Baginski admitted that, at first, he identified Feliciano as the person who accompanied Arocho to the Brooks shopping plaza on April 22. Baginski explained that he had made this identification only after being shown a less-than-recent photograph of Feliciano by a fellow agent; and that, following the May 5 incident, he realized that it had been the appellant, not Feliciano, who had accompanied Arocho on April 22.
It comes with poor grace for the appellant to suggest some sort of impermissible spillover effect resulting from the introduction of the evidence anent the April 22 transaction. After all, it was the appellant himself who elected to bring out this information. The record indicates that he did so in order to show the jury that Baginski had misidentified a photograph of Feliciano, thereby casting doubt upon Baginski's assertion that it was the appellant who accompanied Arocho on May 5.
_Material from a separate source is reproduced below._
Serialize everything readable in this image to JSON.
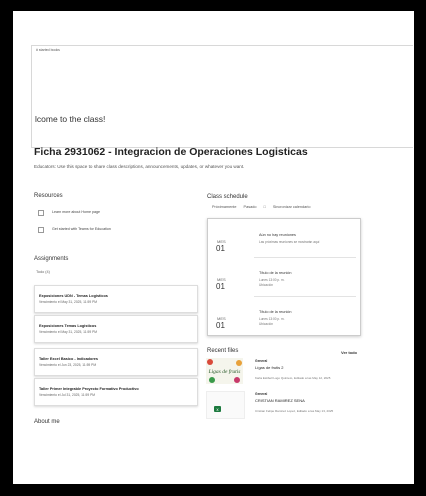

The fact that the appellant did not participate in the April 22 transaction does not mean that the charged conspiracy was not then in existence, or that the appellant cannot be held criminally responsible for its activities. See United States v. Baines, 812 F.2d 41, 43 (1st Cir. 1987) ("[A] conspiracy is like a train. When a party knowingly steps aboard, he is part of the crew, and assumes conspirator's responsibility for the existing freight - or conduct - regardless of whether he is aware of just what it is composed.").
The rule provides in pertinent part:
No party may assign as error any portion of the charge or omission therefrom unless that party objects thereto before the jury retires to consider its verdict, stating distinctly the matter to which that party objects and the ground of the objection.
Fed. R. Crim. P. 30.
It is not clear whether the appellant makes this "elements of the offense" argument only as to the conspiracy count, or as to all three of the charged crimes. The distinction is immaterial, however, as the district court's instructions were adequate across the board.
The appellant mentions in his brief that the district court failed to follow the pattern jury instructions promulgated for use in this circuit. See Pattern Criminal Jury Instructions for the District Courts of the First Circuit (Dec. 17, 1997). By their terms, those instructions are precatory, not mandatory. See id. preface. A district court possesses wide discretion to instruct in language that it deems most likely to ensure effective communication with jurors, see, e.g., United States v. pattern instructions does not in any way curtail this wide discretion.